Govert (or Govaert) Flinck was a pupil of the Mennonite preacher and artist Lambert Jacobsz in Leeuwarden, alongside Jacob Backer, who was a few years older. The two young artists then travelled together to Amsterdam, where Flinck worked in the workshop of the art dealer Hendrick Uylenburgh. It was probably there that he met Rembrandt, who also worked for Uylenburgh. Flinck spent about a year in Rembrandt’s studio, probably between 1635 and 1636, working alongside artists such as Ferdinand Bol, before becoming an independent master. While his paintings of the mid-1630s and early 1640s are much indebted to Rembrandt’s manner (indeed, several of his portraits were once attributed to the master), by the later 1640s he had begun to paint in a lighter, more classical and courtly style and had secured a reputation as one of the foremost portrait and history painters in Amsterdam. Flinck received a number of important public commissions in the 1640s, and also was much in demand as a portrait painter. By the end of the 1650s he was enjoying a reputation as arguably the leading society painter in Amsterdam, culminating in a commission for twelve history paintings to decorate the Amsterdam Town Hall. His sudden death in 1660, at the age of just forty-five, came at the very height of his highly successful and lucrative career.

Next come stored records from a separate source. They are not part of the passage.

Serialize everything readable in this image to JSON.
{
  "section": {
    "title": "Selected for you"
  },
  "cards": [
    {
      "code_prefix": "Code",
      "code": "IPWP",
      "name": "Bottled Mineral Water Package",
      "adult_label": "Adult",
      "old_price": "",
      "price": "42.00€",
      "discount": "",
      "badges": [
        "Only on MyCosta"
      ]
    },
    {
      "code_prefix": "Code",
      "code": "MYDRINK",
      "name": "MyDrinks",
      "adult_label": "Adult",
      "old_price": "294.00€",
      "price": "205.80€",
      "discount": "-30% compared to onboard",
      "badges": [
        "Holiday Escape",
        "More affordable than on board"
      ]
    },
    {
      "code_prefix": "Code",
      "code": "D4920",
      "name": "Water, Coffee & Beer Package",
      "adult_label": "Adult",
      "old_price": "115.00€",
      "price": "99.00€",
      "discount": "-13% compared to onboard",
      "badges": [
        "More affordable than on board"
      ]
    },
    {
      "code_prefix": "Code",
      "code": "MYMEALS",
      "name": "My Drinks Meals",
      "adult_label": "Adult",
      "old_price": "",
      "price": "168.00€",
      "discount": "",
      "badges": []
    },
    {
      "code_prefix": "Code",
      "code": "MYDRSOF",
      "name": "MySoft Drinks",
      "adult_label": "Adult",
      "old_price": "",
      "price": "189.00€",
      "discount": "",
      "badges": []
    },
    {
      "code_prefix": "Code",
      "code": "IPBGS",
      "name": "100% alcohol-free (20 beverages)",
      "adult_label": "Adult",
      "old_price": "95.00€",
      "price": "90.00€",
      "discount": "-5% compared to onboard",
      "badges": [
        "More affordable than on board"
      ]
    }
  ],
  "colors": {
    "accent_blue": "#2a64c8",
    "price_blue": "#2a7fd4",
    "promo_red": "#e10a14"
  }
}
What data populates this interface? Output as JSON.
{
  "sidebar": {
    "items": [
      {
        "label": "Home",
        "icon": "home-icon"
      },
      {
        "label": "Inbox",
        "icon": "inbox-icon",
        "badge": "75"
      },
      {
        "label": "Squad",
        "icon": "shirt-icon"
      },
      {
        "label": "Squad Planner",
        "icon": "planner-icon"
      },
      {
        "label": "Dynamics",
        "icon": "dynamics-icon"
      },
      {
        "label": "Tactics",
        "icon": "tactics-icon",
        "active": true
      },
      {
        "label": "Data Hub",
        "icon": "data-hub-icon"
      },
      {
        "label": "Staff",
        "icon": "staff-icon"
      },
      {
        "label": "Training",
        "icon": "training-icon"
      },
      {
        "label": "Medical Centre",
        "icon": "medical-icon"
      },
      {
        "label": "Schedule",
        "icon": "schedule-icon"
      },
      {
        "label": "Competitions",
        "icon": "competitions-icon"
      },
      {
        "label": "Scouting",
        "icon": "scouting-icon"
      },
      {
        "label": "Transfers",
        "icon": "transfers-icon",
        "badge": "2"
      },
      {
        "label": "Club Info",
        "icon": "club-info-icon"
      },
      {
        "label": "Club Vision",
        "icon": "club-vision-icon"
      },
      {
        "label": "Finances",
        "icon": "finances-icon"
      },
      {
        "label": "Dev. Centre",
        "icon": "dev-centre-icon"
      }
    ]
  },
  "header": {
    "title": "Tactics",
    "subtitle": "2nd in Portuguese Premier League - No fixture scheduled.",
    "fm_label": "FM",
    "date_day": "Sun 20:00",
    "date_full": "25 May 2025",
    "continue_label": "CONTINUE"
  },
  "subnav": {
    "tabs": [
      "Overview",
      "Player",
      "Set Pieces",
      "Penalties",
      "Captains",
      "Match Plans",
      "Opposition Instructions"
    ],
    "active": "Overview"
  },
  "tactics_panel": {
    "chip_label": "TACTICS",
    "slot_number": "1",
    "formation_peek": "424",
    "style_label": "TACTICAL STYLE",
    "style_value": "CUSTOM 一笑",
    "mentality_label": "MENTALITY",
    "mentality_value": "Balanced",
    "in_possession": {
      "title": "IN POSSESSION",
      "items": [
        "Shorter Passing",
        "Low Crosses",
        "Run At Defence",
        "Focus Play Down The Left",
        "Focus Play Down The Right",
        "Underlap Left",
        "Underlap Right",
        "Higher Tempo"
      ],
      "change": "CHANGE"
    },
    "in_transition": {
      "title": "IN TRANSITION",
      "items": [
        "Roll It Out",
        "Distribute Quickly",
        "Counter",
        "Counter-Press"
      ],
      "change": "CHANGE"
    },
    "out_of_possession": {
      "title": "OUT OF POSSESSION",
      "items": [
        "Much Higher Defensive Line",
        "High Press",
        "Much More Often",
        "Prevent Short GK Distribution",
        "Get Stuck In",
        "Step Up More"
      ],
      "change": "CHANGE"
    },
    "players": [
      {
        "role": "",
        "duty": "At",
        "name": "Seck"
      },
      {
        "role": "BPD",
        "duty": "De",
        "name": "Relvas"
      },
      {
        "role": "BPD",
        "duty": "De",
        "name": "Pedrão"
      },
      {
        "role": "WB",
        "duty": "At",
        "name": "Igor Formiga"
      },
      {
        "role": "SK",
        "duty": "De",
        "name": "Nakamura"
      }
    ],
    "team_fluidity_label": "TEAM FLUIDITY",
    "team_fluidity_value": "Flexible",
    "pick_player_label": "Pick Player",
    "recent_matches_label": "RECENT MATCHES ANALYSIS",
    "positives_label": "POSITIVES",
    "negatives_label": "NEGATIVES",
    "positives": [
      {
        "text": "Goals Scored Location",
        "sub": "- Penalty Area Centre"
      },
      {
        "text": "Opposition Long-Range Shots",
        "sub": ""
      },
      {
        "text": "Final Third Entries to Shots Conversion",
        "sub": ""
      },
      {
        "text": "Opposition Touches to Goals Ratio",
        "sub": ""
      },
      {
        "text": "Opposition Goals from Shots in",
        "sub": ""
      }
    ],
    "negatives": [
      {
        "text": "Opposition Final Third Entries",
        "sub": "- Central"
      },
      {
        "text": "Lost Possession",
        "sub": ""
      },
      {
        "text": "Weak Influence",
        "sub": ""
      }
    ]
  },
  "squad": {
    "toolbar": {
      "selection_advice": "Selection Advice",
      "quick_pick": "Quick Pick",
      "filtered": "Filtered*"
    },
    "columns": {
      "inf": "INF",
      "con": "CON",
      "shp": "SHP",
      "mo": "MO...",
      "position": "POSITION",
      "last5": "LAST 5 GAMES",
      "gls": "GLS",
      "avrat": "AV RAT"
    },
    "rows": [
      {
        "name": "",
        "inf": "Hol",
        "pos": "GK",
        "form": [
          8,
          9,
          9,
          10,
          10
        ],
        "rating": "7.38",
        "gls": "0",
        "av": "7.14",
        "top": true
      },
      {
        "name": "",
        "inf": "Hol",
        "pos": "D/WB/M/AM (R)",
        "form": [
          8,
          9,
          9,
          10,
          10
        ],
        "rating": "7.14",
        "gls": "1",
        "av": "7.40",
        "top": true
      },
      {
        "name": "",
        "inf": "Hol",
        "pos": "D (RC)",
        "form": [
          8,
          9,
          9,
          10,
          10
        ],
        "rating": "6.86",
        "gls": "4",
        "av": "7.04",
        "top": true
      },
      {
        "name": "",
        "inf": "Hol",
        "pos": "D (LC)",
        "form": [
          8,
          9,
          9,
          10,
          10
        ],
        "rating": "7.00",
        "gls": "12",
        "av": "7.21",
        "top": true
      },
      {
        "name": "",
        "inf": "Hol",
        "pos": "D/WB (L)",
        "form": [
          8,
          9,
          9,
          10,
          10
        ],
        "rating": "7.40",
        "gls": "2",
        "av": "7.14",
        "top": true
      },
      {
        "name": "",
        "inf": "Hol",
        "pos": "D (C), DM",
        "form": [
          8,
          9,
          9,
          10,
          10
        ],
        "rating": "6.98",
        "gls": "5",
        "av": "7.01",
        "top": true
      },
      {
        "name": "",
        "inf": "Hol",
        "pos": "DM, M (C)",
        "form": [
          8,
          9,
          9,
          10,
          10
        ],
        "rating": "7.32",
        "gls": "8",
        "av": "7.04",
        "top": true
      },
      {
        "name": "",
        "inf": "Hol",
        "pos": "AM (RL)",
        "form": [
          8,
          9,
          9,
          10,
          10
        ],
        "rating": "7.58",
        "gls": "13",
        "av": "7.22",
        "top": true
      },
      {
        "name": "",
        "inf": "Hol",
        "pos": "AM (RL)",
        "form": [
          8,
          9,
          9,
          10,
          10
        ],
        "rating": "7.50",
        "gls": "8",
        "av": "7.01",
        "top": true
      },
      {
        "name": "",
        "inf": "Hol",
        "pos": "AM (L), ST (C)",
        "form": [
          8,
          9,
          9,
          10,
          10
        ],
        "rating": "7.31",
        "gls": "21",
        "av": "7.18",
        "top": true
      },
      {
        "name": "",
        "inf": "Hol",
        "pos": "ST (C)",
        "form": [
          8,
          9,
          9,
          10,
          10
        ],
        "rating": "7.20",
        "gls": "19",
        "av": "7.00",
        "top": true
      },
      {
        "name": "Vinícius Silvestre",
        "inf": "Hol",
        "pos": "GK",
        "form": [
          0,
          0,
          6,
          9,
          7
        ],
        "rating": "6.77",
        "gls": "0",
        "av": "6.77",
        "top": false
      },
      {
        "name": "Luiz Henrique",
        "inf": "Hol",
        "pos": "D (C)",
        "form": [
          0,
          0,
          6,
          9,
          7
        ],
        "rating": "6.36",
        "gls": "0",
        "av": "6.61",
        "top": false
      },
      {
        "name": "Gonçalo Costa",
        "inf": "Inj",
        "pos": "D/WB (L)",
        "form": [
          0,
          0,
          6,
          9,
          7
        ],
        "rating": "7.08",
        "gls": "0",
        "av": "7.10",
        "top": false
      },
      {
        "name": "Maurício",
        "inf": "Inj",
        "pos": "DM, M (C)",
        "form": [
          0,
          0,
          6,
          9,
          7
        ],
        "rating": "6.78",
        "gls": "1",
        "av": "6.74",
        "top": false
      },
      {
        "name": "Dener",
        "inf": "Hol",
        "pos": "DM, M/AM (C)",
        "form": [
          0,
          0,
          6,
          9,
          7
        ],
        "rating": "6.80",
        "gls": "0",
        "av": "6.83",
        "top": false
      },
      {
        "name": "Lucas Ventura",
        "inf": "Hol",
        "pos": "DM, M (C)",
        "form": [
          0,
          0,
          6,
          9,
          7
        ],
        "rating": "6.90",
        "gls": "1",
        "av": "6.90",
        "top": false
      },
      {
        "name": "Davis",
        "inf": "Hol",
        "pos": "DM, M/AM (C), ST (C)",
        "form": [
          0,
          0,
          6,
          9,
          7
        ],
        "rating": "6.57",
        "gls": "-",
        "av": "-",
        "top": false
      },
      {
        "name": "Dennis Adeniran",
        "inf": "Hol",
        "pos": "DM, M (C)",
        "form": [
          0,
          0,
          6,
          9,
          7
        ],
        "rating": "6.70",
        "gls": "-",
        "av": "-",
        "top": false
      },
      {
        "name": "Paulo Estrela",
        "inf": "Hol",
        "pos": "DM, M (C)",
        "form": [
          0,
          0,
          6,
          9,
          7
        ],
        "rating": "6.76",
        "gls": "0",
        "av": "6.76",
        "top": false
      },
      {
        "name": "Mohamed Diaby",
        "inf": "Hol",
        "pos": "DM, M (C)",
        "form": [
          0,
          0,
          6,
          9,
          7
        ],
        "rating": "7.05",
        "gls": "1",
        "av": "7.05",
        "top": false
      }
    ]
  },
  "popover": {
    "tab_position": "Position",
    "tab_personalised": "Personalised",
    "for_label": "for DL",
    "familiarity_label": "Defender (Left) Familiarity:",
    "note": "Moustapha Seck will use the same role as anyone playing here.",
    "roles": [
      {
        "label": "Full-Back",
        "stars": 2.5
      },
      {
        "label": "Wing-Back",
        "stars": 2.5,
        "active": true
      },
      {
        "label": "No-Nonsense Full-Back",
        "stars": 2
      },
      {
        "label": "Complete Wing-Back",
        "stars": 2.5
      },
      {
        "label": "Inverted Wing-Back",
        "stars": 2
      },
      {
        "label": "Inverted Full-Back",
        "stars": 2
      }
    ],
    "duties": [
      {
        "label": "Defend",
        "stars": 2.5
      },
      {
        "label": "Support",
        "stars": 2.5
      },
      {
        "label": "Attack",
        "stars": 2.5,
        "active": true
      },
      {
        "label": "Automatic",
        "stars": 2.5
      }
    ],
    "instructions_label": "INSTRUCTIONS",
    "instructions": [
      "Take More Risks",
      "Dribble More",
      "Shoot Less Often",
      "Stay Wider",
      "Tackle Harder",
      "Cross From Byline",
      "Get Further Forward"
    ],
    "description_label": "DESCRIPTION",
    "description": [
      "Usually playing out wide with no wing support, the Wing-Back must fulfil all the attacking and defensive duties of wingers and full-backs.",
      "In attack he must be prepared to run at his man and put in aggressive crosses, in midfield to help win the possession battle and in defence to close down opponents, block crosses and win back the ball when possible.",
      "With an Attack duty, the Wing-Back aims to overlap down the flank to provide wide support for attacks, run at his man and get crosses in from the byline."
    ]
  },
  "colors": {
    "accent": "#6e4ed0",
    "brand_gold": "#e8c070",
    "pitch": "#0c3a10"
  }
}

As a draughtsman, Govert Flinck produced around 120 drawings; mainly individual life studies of both nude and clothed male or female figures, drawn in black and white chalk on blue paper, as well as landscapes, Biblical scenes and portraits. While most of Flinck’s extant drawings are in black chalk (and, occasionally, red chalk), drawings in pen and ink - both with and without wash - are relatively few in number. Almost all of Flinck’s surviving drawings can be dated to the years following his apprenticeship with Rembrandt. His earliest signed and dated drawing - a standing man in Eastern costume, drawn in 1638 - is in fact his only known dated drawing from the decade of the 1630s.